Friday, September 24, 2010
A really hard Eight
Remind me never again to try to introduce my wife to Paul Thomas Anderson's Hard Eight with noisy gardeners and barking dogs outside, a fussy baby in her arms and in the swing, and a talkative grandmother making regular and weird observations about the movie.
That's a joke, because Monday's specific set of circumstances will never come up again. But neither will the opportunity to introduce her to Hard Eight. That's already been ruined.
I have sometimes called Hard Eight, Anderson's first feature, my favorite Anderson film. That was almost certainly excess praise, especially since I'd seen it only once at the time I made the claim. I haven't repeated that assertion since seeing There Will Be Blood, but I obviously did make that assertion in the post Boogie Nights and Magnolia era -- since I saw both before I saw Hard Eight. My second viewing reminded me that it's a small but very good film.
However, I don't know how anyone else present could have possibly reached that conclusion, with all the hubbub in our environment, some of which they themselves were creating. Which is a shame, because my wife is a huge Anderson fan -- this was his only film she hadn't seen.
First it was the gardeners. Our landlord hires a team of gardeners to come shred up the property at least once a week. I say "shred" because I don't think they're actually trained gardeners with a genuine aptitude for horticulture. They just know how to operate the equipment -- the louder, the better. They leave the things they trim looking raw and exposed, maiming them with their brutish ways. The thing that galls me most, however, is that this one guy finishes the experience by making a call on his cell phone and just aimlessly spraying the lawn with his hose for the length of the call, leaving the place a boggy marsh and wasting tons of water.
So yeah, they were leaf-blowing and tree-mangling for the film's first 45 minutes.
Then it was my son Jasper's turn to become all fussy. He wouldn't quiet down. We'd put him in the swing, but he wasn't allowing himself to be soothed by it. So my wife would go over and tend to him, but tell us not to pause the movie, even if she weren't looking at the screen for two or three minutes at a time. And here's where my wife and I have a philosophical impasse. I get stressed out if she doesn't look at the screen enough, thereby missing crucial visual information, of which there is plenty communicated in Hard Eight -- but she gets stressed out if she asks me not to pause the movie, but I insist on pausing it because I don't want her viewing compromised. So I basically had to check my instincts and allow her to be as distracted by our son as she wanted to be, even if it meant her appreciation of the film was being fatally damaged.
Then it was the neighbors' dogs turn to be spooked by anything and everything in their environment. They are famous for standing at the fence, staring out at the street, begging anyone or anything to give them an excuse to create a ruckus. Usually this is when their owners aren't home, which was almost certainly the case this past Monday. So they would woof it up for 15 to 20 seconds, and then stop. And then just when you thought they had become placid and contained, something else would stimulate them and they'd get going again. This was all the more stressful for me because by this point, I had my son in my arms and was standing behind my mother, bouncing him as much as I could to contain his fussing. As the only one who had already seen the movie, I didn't care about whether I had an uninterrupted viewing, but I wanted everyone else to see in it what I saw in it, and that was rapidly seeming impossible.

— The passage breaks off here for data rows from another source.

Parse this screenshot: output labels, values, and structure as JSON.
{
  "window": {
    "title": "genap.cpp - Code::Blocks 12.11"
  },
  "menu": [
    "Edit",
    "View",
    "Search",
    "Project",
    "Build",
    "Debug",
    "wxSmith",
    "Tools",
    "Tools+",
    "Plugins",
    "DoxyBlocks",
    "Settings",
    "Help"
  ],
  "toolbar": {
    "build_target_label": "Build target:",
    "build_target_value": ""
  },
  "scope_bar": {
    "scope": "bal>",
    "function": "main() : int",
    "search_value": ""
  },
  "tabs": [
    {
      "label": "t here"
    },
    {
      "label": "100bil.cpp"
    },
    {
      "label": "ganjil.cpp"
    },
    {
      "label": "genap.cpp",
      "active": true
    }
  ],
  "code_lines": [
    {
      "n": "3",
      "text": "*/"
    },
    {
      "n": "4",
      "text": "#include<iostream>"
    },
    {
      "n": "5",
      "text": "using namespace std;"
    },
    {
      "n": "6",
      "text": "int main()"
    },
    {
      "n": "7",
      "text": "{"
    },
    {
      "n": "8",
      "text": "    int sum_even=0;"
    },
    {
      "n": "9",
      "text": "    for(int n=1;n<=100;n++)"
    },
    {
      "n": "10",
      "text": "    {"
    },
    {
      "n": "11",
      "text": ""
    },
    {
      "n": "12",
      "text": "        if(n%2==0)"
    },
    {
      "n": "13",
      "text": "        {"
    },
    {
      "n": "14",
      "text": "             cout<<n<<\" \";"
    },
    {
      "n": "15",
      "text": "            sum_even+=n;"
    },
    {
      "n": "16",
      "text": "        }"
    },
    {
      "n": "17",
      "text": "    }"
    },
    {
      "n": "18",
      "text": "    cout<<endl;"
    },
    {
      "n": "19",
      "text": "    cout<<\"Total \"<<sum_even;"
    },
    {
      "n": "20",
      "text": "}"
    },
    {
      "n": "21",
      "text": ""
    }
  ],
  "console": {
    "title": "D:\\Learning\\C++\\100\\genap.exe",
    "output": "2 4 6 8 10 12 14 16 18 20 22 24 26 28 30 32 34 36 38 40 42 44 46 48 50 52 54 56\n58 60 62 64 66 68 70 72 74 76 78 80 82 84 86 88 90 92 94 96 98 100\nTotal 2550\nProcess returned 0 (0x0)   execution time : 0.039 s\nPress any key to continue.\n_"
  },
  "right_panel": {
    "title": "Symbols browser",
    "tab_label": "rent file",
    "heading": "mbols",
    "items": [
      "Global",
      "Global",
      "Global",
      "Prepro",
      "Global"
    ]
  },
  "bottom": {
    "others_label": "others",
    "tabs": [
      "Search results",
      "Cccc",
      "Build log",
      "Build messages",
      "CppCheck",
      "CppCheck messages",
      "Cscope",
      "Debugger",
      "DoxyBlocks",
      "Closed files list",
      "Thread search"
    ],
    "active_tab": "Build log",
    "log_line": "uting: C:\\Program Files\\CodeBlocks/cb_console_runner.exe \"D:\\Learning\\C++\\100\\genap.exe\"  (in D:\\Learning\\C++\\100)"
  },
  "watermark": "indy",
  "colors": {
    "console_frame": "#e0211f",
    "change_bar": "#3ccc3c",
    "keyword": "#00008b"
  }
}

The final obstacle was my mom herself. This being the first movie she and I watched together on the trip, it reminded me that she will one day make an excellent example of the senior citizen who goes to the theater and theorizes aloud to her viewing companion, irrespective of who it may or may not be bothering. She wasn't talking constantly, and she did seem to pick her moments. But the comments she made were bizarre indeed. One joke my wife and I have had on this trip is how she's fixated by the idea that she doesn't like John C. Reilly because she thinks he's ugly. She made at least one reference to that. Then she made a handful of what I would consider fairly obvious interpretations of what was happening, the kind that would prompt a son who was feeling snotty to say something like "Duh." But the weirdest was that she kept failing to understand that the action was taking place in Reno, which a title card early in the film had announced. First she said "I guess this is the kind of thing that happens in Vegas." I quickly corrected with "Reno," but I don't think she heard because later on, when Philip Baker Hall's character is trying to suggest a location where Reilly and Gwyneth Paltrow should go on the run, my mom decided to join in the conversation. "How about Vegas?" Reilly asks, and Hall immediately rejoins with "No, God no, don't go to Vegas." "Reno!" my mom suggested, as if the actors might hear her suggestion. I just bit my tongue this time, and probably rolled my eyes.

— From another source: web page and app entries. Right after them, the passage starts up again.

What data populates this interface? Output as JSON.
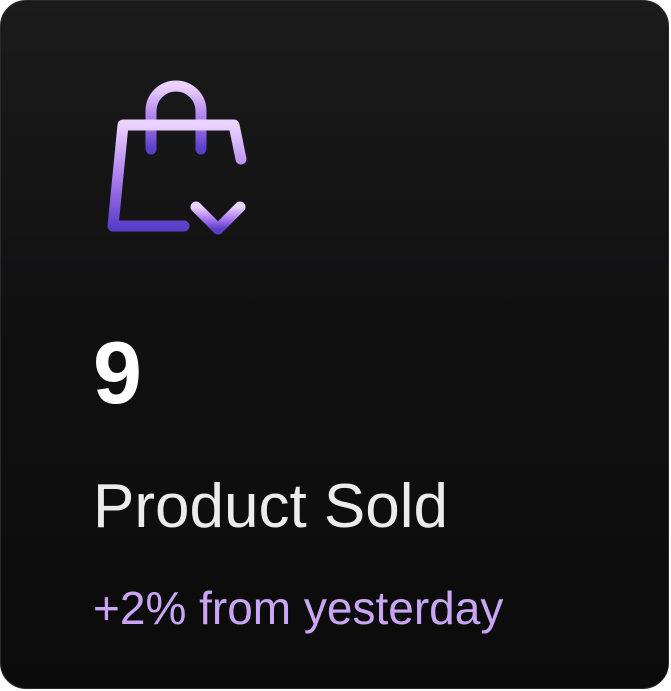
{
  "card": {
    "icon": "shopping-bag-download-icon",
    "value": "9",
    "label": "Product Sold",
    "change": "+2% from yesterday"
  },
  "colors": {
    "card_background": "#0f0f10",
    "value_text": "#ffffff",
    "label_text": "#ececec",
    "change_text": "#c9a6f4",
    "icon_gradient_top": "#e6c9ff",
    "icon_gradient_bottom": "#5a3fc9"
  }
}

Both my wife and my mother said they enjoyed the movie. I wasn't particularly concerned with what my mother thought. We had a weird argument the next day about the next film we watched -- Kissing Jessica Stein, a favorite from my collection -- which essentially caused me to write off her ability to interpret even the simplest films correctly.
But I would have really liked it if my wife could have embraced this film, the way I know she would have without the gardeners, dogs, baby and mother-in-law.
Oh well. It's just one film. You can't win 'em all. Onward and upward.